Pic attached.

You have circled the top left. Left, right, fore, aft are from the perspective of a person sitting in the car seat. Is that black box covering the battery? Two burning smells I think of are 1) an overheated electrical connection - a kind of acrid, hot plastic smell, and 2) burning rubber, like a belt that is slipping because it’s not tight enough, or because one of the components it spins has a tight bearing. A burning oil smell, as mentioned, is another possibility.

I think that box you circled is the engine fuse box. The battery is underneath that two-level cover just in front toward the front edge of the engine compartment. That two-level cover covers the ECU.

I tried sniffing around that circled area on my 2011 Nox (3.0L engine) and nothing. But you might have something electrical in that fuse box burning up? I’d try taking off that cover and looking around for anything obvious.

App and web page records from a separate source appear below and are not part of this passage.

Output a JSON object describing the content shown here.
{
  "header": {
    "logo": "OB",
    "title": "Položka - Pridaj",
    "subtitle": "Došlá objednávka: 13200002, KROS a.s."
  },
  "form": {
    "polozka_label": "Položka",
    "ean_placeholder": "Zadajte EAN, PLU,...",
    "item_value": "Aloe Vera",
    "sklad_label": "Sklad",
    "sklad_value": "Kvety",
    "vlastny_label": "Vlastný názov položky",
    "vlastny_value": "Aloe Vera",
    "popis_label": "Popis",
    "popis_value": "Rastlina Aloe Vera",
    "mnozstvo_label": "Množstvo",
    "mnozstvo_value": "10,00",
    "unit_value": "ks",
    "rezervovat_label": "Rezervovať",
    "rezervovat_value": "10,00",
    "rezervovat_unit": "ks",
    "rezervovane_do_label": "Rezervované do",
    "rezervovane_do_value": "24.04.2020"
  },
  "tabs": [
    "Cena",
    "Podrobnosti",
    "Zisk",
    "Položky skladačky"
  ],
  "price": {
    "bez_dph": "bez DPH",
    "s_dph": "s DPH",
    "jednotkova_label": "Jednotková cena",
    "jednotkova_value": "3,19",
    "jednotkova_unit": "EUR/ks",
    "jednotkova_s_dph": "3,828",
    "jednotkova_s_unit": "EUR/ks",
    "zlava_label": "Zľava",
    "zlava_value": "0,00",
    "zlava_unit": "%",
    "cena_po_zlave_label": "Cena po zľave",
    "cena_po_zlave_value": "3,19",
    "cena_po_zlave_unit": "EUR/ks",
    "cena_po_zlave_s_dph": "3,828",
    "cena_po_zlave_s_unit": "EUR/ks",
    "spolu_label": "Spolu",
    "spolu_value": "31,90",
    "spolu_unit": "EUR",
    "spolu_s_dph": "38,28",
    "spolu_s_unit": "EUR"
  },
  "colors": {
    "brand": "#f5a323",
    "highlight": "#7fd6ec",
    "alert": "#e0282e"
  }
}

There’s no way to tell over the internet where the odor is coming from. Could be something simple like a valve cover leak that is dripping on the exhaust manifold. That’ll definitely create a stink. There’s so many places in a car that can leak, impossible to say; you need an actual in-shop inspection. Either that or just ignore it, maybe it will go away, or if not maybe it will get so bad you’ll see where the problem is located. Make sure to routinely check all the engine compartment fluid levels in the meantime.

I wouldn’t suggest to use a dealership for this problem myself. Ask your friends, relatives, church-goers, gym members, anybody you have a personal relationship with who they use to fix their cars. From that list interview a couple of shops that work on Chevy’s, and choose the one that best addressed your questions. Questions to ask might be: How much experience do you have w/Nox’s; How do you determine how much to charge; what sort of guarantee or warranty on your shop’s work do you provide. You’re trying to find a shop that has a lot of experience and seems to be honest and forthright. If they tell you they are able to fix any problem you have fast for cheap, that’s not the shop to use. If they tell you that sometimes the first fix doesn’t do the job, and if that happens just bring the Nox back in and they’ll keep working the problem until they find a fix that does work, that’s the sort of thing I like to hear.